EXERCISE GOAL
Copy each line of the records below that has "image" in it.

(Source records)
■ ■ ■ ■ ■ ■ ■

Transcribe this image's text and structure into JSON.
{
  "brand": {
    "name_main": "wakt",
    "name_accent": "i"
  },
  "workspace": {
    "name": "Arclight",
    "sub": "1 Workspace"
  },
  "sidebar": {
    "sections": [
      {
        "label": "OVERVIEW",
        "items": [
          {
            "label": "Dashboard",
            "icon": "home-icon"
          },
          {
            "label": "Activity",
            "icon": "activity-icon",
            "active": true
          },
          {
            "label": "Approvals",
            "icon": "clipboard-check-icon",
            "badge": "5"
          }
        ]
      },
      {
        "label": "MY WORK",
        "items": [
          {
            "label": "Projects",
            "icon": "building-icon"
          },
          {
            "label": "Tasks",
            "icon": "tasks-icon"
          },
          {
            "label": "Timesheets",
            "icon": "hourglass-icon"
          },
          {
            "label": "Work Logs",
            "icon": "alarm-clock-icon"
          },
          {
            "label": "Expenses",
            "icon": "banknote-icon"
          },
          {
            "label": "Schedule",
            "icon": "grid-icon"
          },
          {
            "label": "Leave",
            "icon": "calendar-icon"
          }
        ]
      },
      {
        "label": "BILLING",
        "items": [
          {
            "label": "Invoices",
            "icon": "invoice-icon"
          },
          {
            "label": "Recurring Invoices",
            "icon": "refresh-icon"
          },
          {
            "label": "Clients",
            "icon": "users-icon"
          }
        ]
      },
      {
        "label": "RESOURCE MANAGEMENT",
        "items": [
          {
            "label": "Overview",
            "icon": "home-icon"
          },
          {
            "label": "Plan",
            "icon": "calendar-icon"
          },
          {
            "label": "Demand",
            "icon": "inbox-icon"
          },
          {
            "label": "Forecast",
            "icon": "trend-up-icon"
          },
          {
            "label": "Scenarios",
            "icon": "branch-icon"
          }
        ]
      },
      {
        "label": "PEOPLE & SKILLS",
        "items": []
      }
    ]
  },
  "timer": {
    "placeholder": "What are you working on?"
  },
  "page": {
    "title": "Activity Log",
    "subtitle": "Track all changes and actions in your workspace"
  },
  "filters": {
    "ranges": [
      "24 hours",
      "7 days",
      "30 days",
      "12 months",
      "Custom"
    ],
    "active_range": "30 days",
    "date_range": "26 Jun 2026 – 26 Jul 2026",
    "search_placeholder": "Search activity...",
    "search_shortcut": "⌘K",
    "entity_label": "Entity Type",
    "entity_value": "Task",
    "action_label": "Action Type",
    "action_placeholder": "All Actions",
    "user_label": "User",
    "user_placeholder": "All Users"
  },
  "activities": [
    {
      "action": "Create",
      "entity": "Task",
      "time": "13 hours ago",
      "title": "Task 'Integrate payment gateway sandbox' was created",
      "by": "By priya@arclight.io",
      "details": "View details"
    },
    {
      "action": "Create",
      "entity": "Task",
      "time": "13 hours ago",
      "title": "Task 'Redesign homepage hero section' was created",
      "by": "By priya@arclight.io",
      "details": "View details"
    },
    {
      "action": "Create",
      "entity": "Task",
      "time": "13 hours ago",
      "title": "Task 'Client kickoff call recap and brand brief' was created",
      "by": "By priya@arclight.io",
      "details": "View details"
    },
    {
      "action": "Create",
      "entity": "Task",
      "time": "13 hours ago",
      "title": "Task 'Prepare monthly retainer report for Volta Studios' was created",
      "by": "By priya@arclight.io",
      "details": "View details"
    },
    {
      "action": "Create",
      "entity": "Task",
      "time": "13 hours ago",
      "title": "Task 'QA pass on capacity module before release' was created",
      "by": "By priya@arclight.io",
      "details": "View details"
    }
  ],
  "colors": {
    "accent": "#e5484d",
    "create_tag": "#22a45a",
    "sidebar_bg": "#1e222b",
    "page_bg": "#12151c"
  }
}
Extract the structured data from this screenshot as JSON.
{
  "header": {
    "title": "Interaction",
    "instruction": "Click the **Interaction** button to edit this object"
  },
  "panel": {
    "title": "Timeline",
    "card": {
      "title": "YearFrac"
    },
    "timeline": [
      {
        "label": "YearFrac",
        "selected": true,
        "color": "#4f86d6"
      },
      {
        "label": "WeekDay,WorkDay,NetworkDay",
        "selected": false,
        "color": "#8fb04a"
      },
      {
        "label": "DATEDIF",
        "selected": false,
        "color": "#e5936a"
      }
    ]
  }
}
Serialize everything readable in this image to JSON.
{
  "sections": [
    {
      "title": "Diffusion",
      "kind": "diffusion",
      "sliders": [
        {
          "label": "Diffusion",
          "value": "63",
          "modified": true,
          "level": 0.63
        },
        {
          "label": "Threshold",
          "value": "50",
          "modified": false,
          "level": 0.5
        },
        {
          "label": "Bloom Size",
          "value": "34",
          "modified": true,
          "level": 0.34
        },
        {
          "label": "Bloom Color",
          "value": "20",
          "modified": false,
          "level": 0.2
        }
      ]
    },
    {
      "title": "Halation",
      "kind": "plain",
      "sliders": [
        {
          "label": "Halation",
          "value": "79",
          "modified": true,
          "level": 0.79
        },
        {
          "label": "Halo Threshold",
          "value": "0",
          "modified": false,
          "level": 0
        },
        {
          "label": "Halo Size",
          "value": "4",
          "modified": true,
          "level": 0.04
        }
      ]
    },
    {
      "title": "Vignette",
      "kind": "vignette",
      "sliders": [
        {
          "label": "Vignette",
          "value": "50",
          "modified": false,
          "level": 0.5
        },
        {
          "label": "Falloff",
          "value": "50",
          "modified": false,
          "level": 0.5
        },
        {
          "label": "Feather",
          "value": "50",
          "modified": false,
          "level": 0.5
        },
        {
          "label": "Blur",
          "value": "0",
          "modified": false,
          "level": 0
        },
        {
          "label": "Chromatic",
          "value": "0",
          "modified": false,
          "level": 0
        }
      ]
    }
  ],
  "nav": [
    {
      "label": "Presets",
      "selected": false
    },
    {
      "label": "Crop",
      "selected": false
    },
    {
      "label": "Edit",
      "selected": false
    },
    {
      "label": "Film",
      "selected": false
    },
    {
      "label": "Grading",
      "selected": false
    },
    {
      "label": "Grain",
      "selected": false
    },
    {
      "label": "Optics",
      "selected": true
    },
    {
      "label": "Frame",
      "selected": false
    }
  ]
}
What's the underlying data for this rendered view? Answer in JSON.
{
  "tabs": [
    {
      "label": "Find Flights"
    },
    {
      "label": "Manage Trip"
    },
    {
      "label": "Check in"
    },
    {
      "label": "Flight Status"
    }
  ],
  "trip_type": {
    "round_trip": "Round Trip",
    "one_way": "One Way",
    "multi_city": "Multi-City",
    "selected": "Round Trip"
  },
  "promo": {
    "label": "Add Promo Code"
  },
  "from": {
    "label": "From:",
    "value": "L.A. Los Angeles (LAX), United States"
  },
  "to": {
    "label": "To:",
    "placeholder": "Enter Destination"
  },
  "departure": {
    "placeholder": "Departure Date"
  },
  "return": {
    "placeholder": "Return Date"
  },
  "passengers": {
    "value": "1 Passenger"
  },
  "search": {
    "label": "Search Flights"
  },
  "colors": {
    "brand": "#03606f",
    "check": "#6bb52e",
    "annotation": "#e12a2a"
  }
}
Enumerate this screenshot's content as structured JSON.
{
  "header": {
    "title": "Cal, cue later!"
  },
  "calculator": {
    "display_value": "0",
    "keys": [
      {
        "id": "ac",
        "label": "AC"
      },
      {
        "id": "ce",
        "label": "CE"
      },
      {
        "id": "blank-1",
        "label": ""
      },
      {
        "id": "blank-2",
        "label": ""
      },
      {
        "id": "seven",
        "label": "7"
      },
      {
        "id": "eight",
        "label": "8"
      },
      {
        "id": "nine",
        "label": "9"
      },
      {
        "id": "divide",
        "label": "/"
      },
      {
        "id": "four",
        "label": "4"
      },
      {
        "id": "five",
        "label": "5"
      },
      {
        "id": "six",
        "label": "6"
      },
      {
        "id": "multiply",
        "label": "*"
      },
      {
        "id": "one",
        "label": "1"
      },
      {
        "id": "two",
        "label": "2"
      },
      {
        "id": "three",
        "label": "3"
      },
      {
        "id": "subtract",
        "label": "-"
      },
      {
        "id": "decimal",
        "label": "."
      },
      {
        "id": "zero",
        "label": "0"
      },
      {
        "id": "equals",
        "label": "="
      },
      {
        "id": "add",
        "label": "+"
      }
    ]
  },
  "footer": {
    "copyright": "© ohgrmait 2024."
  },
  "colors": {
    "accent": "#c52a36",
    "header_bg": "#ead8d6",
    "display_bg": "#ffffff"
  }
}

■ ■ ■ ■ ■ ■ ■

EXERCISE RESPONSE
Transcribe this image's text and structure into JSON.
Serialize everything readable in this image to JSON.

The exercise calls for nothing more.